ACTION ITEM -> Work out how many lines of the data hold the string "icon", and reply with that number alone.
- Opening Delimiter -
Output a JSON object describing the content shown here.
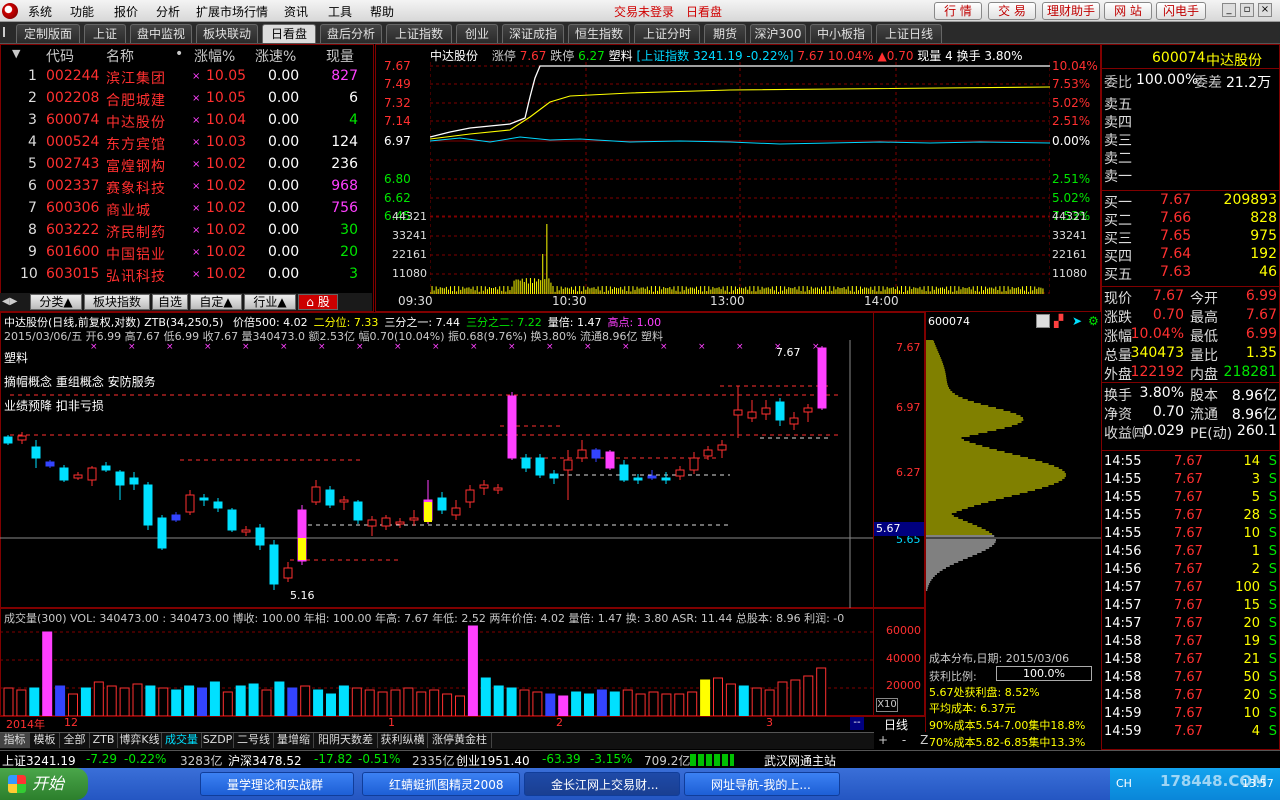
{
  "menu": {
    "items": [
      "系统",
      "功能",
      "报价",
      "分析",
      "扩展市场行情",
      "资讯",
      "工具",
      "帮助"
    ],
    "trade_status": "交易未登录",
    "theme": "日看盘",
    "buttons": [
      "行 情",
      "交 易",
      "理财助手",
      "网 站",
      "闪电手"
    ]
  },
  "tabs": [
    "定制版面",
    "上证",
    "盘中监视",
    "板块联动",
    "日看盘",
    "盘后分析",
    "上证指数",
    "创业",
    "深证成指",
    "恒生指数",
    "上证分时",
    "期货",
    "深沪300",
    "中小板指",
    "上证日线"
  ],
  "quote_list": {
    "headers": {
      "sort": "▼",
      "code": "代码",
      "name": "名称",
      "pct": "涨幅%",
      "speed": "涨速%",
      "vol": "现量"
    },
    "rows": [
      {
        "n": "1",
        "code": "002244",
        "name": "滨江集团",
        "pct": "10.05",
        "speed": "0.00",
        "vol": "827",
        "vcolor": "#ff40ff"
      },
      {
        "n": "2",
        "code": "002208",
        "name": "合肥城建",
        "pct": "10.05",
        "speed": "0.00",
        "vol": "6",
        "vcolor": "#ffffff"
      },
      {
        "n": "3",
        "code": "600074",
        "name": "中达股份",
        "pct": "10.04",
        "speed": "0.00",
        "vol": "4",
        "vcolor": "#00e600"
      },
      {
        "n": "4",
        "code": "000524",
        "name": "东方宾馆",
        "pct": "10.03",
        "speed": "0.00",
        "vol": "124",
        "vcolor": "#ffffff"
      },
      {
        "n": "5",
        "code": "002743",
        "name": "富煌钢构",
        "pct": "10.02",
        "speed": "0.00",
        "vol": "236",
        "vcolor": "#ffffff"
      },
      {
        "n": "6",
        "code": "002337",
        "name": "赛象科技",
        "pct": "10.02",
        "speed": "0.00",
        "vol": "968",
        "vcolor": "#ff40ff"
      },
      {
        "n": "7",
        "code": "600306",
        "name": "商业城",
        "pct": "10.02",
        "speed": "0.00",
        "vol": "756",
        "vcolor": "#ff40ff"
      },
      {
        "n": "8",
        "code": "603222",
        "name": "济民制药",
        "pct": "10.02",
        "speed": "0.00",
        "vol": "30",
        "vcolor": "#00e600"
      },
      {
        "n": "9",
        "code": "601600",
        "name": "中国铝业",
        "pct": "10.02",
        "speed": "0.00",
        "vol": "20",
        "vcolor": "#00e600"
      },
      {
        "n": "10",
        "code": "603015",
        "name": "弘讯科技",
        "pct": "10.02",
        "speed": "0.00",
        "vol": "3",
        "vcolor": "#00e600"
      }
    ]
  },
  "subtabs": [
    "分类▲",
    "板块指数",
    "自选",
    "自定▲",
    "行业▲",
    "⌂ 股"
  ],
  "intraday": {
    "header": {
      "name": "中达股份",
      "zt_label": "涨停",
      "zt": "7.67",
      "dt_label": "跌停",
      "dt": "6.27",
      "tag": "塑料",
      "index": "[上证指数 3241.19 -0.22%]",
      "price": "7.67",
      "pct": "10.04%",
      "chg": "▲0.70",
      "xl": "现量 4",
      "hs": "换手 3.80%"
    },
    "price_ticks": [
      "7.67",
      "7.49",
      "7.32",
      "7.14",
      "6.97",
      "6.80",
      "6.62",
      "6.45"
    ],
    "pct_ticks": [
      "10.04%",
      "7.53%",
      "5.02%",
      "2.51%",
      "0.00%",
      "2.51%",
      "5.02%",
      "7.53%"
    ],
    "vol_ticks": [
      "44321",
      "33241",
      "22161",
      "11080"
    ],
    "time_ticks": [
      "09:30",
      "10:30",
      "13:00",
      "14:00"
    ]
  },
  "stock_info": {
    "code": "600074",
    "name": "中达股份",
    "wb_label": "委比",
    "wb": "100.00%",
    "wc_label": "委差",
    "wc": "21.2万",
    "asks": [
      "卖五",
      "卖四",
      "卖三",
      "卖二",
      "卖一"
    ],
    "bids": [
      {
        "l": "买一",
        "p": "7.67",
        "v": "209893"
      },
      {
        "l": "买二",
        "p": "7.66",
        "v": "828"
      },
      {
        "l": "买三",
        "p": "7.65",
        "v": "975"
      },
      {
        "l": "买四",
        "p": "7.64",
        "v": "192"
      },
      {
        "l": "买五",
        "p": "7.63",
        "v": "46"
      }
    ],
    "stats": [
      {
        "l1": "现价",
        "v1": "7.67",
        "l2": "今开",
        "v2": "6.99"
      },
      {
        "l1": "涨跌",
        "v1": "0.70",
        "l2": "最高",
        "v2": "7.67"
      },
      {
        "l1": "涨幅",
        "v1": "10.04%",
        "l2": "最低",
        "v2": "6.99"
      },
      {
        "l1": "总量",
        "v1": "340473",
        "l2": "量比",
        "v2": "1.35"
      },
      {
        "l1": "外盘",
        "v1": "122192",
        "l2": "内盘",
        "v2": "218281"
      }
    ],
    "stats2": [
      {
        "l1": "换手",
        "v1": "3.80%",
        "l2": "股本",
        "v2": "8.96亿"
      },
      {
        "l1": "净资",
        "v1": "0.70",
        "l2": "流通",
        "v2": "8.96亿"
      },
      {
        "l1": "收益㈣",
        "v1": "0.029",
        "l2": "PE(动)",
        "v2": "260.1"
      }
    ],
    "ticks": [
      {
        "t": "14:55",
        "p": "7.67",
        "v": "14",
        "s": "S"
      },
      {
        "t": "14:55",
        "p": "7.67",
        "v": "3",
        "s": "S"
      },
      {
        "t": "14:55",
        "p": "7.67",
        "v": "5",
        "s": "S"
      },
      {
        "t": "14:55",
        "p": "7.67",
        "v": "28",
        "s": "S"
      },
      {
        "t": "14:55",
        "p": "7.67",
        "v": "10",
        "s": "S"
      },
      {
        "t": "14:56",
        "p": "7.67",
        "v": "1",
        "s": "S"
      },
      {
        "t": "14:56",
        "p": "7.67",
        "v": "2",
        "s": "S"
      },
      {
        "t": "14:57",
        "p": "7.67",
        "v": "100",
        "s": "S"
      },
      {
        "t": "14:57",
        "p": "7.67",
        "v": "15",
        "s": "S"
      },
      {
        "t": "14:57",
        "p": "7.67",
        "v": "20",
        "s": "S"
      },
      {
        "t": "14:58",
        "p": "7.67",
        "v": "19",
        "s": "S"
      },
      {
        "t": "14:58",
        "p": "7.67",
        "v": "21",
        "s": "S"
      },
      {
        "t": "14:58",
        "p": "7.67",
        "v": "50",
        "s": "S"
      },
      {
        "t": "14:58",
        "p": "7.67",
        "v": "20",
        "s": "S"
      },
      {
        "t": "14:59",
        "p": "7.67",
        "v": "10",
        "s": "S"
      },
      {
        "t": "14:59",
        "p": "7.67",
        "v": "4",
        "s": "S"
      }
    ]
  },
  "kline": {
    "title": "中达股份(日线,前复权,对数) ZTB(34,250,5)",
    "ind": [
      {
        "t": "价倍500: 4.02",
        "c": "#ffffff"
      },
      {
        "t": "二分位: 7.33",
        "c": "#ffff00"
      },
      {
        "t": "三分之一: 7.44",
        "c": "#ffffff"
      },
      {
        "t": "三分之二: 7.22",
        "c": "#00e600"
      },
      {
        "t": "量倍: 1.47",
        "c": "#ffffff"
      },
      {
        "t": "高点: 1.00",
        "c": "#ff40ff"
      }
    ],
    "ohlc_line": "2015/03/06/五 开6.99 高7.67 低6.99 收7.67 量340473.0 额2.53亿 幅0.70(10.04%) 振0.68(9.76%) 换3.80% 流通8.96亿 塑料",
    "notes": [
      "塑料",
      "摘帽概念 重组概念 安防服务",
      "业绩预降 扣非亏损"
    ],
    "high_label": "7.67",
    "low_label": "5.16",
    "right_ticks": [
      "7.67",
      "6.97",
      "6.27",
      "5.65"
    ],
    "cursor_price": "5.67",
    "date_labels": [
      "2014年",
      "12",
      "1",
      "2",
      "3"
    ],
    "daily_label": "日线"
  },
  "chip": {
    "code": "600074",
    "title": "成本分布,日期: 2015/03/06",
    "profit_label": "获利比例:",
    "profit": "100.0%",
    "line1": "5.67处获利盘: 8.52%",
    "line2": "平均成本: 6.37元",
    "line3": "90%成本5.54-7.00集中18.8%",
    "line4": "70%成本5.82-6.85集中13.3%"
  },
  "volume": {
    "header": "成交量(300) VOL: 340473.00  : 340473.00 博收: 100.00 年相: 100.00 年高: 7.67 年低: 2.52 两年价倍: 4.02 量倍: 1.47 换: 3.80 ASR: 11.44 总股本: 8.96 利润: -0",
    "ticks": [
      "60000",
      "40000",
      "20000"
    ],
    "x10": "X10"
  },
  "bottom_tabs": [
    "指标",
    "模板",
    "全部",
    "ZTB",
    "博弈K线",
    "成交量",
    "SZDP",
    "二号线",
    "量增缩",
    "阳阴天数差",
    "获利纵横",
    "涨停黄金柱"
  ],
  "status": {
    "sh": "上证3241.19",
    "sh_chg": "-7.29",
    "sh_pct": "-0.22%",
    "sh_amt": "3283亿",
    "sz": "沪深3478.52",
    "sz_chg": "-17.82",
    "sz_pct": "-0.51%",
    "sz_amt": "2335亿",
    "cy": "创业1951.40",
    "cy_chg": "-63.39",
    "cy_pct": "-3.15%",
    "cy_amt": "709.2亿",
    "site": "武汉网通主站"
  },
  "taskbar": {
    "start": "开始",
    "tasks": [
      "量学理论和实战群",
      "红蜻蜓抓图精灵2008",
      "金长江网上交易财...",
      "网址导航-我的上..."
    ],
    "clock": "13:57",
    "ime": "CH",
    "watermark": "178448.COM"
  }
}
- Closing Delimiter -
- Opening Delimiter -
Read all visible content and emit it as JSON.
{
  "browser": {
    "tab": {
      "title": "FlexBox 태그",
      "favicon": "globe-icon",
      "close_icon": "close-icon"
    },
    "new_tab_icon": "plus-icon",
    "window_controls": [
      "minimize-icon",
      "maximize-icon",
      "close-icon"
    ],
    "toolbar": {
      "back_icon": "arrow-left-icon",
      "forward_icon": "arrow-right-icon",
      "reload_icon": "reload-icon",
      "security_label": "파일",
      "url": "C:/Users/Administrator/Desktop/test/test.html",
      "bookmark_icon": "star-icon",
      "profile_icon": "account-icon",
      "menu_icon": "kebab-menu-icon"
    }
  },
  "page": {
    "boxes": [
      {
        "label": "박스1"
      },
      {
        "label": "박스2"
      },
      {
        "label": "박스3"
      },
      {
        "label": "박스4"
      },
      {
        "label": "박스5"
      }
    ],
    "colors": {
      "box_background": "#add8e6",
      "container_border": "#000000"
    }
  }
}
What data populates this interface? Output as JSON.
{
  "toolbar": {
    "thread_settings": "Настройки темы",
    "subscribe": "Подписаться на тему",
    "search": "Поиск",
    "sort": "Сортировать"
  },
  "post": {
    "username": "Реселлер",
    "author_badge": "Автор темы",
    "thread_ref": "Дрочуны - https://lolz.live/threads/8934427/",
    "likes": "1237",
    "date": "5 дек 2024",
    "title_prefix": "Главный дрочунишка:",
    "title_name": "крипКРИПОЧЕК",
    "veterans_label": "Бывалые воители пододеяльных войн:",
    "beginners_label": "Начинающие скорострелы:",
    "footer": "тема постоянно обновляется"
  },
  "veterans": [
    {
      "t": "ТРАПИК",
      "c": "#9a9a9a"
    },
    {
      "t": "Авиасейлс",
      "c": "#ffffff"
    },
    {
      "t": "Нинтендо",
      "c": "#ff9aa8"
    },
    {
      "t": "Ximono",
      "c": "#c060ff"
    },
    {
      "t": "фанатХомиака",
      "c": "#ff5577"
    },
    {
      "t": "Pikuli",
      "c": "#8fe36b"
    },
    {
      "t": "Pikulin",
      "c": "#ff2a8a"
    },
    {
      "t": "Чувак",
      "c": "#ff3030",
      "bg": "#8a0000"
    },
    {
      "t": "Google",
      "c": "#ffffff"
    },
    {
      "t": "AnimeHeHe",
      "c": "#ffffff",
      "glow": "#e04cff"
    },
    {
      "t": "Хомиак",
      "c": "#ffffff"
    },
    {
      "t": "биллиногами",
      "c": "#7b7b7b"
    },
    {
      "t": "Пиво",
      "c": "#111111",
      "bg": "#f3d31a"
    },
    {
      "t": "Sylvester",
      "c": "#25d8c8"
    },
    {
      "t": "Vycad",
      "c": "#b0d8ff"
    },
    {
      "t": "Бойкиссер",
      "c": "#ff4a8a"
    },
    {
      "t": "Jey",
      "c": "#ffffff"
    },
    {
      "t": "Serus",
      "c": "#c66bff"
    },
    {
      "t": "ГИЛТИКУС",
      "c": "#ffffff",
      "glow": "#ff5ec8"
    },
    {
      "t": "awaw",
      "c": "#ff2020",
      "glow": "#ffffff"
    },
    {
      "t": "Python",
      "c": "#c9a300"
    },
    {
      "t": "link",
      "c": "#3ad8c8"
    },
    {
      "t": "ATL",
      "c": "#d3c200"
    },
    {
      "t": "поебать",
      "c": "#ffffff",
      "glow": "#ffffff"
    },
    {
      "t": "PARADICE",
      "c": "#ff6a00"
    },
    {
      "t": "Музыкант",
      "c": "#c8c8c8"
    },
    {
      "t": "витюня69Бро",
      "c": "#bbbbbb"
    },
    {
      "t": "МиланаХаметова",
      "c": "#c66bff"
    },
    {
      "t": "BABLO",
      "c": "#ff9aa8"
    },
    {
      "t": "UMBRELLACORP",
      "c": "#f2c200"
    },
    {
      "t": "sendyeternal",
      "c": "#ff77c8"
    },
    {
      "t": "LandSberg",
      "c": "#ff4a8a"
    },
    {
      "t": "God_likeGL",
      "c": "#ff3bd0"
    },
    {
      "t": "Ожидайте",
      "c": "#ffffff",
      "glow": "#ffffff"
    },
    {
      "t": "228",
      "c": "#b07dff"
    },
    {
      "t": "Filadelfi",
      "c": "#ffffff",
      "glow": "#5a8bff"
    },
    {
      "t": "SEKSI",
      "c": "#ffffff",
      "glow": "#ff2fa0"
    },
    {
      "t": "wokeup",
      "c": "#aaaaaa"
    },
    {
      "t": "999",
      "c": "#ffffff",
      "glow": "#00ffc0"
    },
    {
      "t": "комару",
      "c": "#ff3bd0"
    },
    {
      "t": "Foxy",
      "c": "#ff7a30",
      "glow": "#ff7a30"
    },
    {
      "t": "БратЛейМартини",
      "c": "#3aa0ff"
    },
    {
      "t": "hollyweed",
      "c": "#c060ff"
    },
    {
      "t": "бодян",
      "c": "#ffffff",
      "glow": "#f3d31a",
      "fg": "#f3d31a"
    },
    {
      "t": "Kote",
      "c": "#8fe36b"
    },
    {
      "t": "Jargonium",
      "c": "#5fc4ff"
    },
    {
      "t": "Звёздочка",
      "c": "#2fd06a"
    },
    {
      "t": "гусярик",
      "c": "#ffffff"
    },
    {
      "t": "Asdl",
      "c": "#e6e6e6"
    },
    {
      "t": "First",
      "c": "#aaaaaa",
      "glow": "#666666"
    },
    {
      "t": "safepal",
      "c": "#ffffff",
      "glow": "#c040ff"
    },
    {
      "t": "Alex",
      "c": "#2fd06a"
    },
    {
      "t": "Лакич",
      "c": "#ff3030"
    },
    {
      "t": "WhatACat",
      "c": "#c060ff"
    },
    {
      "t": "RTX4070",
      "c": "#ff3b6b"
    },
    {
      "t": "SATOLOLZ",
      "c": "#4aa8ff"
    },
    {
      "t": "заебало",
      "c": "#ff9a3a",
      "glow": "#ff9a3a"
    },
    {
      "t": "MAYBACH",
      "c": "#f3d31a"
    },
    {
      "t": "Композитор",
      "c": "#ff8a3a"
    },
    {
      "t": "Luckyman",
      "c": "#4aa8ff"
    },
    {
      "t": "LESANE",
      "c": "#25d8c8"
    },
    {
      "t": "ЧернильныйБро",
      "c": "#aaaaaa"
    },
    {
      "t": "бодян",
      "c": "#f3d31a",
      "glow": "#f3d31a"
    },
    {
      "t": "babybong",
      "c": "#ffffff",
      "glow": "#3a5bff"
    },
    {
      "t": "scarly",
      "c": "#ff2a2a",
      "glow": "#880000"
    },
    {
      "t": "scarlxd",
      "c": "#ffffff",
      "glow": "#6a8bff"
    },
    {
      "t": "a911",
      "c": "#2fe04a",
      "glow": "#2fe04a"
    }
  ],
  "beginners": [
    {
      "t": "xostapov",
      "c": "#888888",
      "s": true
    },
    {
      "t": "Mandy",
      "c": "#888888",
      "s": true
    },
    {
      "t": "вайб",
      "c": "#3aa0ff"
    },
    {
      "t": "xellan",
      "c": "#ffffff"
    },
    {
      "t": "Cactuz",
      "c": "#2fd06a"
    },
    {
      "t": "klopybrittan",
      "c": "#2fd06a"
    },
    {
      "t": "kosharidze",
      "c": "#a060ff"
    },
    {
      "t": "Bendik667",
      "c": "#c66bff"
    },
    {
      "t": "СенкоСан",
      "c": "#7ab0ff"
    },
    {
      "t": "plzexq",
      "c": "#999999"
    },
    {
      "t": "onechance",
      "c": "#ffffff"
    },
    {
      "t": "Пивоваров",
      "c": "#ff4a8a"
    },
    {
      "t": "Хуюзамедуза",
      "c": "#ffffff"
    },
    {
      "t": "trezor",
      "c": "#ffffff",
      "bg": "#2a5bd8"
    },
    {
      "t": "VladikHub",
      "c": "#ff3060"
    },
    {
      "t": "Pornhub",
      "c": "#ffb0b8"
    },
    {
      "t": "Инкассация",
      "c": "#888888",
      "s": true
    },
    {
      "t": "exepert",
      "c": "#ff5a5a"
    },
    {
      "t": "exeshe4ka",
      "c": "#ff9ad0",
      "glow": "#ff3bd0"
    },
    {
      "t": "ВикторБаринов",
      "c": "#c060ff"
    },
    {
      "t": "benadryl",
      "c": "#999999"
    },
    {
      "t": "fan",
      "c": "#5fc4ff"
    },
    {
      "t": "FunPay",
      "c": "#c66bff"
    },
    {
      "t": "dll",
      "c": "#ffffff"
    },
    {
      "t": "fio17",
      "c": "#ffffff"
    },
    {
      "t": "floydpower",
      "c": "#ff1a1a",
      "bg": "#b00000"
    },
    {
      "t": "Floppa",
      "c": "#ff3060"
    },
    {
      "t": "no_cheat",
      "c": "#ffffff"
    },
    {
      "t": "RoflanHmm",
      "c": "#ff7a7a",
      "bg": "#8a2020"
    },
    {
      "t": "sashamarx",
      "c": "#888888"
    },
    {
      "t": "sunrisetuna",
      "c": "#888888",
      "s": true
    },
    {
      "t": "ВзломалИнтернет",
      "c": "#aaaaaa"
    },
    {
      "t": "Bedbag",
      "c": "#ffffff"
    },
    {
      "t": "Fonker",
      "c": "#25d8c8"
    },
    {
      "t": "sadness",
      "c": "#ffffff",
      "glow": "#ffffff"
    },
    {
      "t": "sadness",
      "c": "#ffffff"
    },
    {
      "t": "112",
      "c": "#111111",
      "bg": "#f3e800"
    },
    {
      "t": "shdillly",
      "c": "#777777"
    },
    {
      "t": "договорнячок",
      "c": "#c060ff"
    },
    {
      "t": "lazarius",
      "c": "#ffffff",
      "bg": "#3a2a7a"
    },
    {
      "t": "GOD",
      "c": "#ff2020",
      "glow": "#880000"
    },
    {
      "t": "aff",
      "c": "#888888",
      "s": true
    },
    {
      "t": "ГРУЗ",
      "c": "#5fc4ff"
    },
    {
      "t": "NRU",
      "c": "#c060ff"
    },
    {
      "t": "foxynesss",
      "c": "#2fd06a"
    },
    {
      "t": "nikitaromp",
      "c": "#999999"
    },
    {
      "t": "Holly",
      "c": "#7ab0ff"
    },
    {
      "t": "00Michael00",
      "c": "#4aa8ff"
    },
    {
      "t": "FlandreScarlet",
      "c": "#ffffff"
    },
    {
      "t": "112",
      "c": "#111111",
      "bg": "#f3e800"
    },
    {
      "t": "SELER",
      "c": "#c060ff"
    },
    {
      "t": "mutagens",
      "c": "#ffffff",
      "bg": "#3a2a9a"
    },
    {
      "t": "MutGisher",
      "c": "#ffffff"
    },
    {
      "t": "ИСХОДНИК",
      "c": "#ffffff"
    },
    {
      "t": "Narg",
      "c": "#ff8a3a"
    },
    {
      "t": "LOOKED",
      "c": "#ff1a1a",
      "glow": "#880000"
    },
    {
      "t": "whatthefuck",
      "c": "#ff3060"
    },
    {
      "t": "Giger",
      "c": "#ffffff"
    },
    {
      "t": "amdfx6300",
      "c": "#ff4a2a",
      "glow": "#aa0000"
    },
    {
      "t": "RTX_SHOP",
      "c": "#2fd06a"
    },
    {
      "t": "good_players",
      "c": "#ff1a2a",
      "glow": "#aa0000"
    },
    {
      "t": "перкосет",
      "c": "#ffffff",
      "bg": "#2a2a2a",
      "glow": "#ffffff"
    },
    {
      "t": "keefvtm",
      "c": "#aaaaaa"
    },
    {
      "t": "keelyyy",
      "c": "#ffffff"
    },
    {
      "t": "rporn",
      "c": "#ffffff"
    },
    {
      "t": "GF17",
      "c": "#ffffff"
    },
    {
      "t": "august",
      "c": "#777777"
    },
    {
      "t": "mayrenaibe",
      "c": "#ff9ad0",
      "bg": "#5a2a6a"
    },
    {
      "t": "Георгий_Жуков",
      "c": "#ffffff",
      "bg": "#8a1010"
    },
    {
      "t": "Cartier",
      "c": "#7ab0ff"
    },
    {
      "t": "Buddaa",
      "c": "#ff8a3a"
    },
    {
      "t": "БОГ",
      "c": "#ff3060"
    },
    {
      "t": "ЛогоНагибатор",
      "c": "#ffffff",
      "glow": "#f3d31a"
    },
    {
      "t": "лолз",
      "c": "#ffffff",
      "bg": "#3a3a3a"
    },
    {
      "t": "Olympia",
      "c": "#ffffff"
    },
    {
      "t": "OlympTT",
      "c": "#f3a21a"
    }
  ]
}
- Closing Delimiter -
RESULT BELOW -> 12